By way of introduction, let me say that I often present myself as a “recovering software engineer.” That is to say, I’m not one of the breed you see these days who assemble intricate programs from fancy toolbars or pre-built class libraries. No, I was a full-on Jolt cola-drinking, pony-tail-wearing, hard-core nerd from that mystical DOT-COM era at the end of the last century, when we wrote Perl or ASP script in a text editor, spaghetti code was practically an industry standard, and web design was pretty much limited to questions like, “Arial or Times New Roman?” and “What color do you want the background to be?” Let’s face it, my generation invented the <blink> tag and actually thought this was a good idea. These days, I enjoy dabbling in more modern stuff like Ajax, JQuery, and Flash when I get the chance, but to be honest, asking a command-line dwelling Neanderthal like me to develop a user-friendly design with these tools is like giving a toddler a selection of finger paints and asking them to paint your portrait. “Hey, this is a cool control. Let’s throw that up on the page too!”
Web design as a profession really came in to its own after the turn of the century, and those companies who were forward-thinking enough to have dedicated designers on staff were the envy of those of us who did not. This wasn’t because designers made much “prettier” web sites (we can always reverse-engineer “pretty”), but because everything they do, by definition, looks and feels like it should be intuitive, yet so many of us just can’t think in those terms.
My first experience working with this mystical breed was around 2004. I was lead developer on a project to build a web-based scheduling, calendar, and messaging system for a large company. My team included a “designer,” who worked in a black box at some other company, and who I instantly decided I wasn’t going to like. Why are we blowing a third of the budget for some kind of graphic artist-type person? My first and only real contact with this designer came at the end of the project, when I received a .zip file containing a bunch of web pages and something I’d never heard of before called a “CSS File.” Each page had a large, commented out space in the middle of the code that said, “Darrin: Insert your magic here.” So I did. When I loaded the site, it was like clouds parting and trumpets heralding. This had to be what Simon felt like when he met Garfunkel. This was the chocolate guy bumping into the peanut butter guy. This was like rehearsing a play for six months and suddenly getting to do it with costumes and sets as well. This mystery person had taken my work and expressed it ways I hadn’t even envisioned. Dashboards instead of menus? Drill-downs and collapsing sections instead of huge scrolling lists? Tool-tips and contextual help instead of “man pages?” Who was this mystical wizard?!

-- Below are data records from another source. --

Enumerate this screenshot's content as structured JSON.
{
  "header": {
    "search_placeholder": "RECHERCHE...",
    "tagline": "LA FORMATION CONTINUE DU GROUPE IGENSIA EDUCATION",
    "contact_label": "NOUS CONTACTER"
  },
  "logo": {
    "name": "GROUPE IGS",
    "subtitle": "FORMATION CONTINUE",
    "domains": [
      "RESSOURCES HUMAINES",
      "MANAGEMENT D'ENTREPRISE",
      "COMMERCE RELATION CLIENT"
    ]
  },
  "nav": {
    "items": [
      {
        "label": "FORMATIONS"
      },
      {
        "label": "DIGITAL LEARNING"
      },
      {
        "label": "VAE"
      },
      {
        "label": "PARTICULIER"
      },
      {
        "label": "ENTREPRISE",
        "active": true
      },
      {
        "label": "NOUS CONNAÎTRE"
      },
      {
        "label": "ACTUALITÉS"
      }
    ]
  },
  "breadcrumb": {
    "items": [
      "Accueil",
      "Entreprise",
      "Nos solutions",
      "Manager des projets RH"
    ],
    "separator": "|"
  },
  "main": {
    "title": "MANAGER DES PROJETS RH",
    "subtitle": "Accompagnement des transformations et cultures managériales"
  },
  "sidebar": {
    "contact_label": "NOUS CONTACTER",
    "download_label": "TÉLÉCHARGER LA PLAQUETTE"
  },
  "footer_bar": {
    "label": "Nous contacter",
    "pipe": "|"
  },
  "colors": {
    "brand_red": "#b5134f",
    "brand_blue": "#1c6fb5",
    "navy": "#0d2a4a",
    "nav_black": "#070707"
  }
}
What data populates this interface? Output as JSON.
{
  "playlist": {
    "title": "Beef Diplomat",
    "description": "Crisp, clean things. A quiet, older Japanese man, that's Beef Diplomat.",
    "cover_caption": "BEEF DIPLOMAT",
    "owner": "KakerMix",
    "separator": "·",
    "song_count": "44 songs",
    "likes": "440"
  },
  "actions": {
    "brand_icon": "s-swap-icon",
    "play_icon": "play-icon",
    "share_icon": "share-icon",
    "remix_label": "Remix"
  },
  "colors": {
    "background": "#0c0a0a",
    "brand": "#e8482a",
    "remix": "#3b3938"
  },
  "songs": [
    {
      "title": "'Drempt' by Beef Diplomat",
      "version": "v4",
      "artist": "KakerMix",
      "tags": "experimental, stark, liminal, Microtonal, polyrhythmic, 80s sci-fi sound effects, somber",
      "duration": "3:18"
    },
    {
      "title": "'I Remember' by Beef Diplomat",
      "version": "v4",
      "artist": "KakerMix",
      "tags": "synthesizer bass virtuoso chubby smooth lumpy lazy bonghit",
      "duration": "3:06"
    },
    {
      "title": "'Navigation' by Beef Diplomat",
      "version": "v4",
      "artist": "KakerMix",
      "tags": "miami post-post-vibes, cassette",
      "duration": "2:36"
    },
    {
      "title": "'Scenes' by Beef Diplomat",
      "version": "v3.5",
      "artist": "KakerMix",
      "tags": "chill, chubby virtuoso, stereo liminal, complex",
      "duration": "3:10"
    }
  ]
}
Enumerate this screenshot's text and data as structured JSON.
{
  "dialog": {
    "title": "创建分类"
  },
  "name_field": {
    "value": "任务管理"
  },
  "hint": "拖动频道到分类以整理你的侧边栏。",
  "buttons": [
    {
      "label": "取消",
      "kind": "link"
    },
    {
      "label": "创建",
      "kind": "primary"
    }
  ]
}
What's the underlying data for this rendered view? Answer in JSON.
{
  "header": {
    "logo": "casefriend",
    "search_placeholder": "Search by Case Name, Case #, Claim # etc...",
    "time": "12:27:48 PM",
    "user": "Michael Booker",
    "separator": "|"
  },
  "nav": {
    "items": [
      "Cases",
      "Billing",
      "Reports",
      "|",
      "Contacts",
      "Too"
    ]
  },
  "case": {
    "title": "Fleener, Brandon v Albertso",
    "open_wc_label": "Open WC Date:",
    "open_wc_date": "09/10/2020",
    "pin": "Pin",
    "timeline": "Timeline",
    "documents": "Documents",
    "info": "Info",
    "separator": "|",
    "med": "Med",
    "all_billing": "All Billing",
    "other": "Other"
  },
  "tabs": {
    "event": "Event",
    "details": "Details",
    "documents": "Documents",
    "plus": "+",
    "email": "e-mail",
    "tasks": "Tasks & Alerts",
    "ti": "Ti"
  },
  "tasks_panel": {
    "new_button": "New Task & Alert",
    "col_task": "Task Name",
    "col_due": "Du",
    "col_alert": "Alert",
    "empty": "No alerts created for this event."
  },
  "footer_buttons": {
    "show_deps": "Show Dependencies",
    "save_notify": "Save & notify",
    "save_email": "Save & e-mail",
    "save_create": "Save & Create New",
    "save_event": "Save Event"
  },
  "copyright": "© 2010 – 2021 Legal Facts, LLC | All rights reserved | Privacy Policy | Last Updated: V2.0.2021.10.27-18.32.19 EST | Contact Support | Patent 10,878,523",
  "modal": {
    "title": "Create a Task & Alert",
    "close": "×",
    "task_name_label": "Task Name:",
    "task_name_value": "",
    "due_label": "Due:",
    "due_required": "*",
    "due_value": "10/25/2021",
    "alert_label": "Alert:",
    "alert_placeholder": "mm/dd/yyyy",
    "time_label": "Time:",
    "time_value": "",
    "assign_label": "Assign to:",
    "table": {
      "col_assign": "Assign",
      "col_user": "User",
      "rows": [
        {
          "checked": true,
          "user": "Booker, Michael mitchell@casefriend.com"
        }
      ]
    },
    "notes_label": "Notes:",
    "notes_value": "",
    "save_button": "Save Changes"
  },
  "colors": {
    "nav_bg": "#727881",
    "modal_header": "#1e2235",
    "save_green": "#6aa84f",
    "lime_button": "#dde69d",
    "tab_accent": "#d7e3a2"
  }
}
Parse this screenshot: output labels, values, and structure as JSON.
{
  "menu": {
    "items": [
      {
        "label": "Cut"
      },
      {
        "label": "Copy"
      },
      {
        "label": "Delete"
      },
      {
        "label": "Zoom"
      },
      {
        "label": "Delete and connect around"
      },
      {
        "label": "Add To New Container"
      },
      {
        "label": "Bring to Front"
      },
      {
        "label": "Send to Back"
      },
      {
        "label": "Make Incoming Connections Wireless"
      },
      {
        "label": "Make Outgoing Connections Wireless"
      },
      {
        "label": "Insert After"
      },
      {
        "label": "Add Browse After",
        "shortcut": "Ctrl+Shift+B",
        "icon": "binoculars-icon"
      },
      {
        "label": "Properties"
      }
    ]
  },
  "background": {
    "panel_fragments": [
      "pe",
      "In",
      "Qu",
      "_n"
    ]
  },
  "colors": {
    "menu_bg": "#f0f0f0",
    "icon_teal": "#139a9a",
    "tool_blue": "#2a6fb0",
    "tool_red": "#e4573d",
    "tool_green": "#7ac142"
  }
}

These days, web designer typically don’t work off-site and magically appear at the end of the development cycle. With so many more possibilities to choose from in the user interface, and so many more decisions to make concerning user experience, a web sites design is often just as complex, if not more complex, than the underlying system. For that reason, designers are often involved right from initial discovery phase of new projects and work alongside developers throughout the project. In a typical project, developers live in a world of functional requirements — “What do we need to get from the user?” “What do we need to give back to the user?” “How do we store this information in the system to optimize speed and efficiency?” Designers, on the other hand, focus on the non-functional — “How does the user want to interact with the system?” “How can we make it easy for them to supply the information?” “How can we present it in a usable, efficient manner?” “How complex or simple should the website be so as not to frustrate or insult the intelligence of the user?”
I have had endless debates with many of my designer friends as to which job is harder. Certainly, developers have to constantly keep up with new technologies, speak in strange coded languages known only to a few, and often work in a Jenga tower of complex and precariously integrated systems where one misplaced digit can stop a business cold in its tracks. In a typical project, the developer is given a list of things the system must do, and the project is complete when the system does everything on the list. At an oversimplified level, you could say the job can be reduced to ones and zeros. Does the system do X? If Yes (1), then it works. If No (0), then it doesn’t work.
Designers, on the other hand, have to be part developer, part artist, and part psychologist. Developer, because they too must know the capabilities and limitations of the platform and have a good understanding of the available components; artist, because they must constantly come up with creative ways to present the user interface that are both functional and appropriate for the audience who is using it; and psychologist, because so many times the decisions that need to be made are more a matter of personal taste or user perception than they are of right and wrong. The worst thing you can do is to give a designer a set of black and white “must do this” design requirements in the same manner you would give an engineer. Does the report display on the screen in rows and columns? Yes, although the user no has to spend fifteen minutes hunting for the one cell that’s important to them. The most well-engineered and technically correct system can still be unwieldy or completely unusable – making it a failure. Why is the user frustrated with the experience? What don’t they like? What can we do to make it better? These answers aren’t spelled out in a definition file or set of rules, nor are they empathically gifted to the designer (well most designers, anyway). Beyond the obvious technical know-how, finding these answers requires a combination of customer focus, imagination, communication skills, and familiarity with a customer’s business that, let’s face it, don’t always go hand-in-hand with the engineering disciplines.
So, hats off to my designer compatriots. We couldn’t do it without you.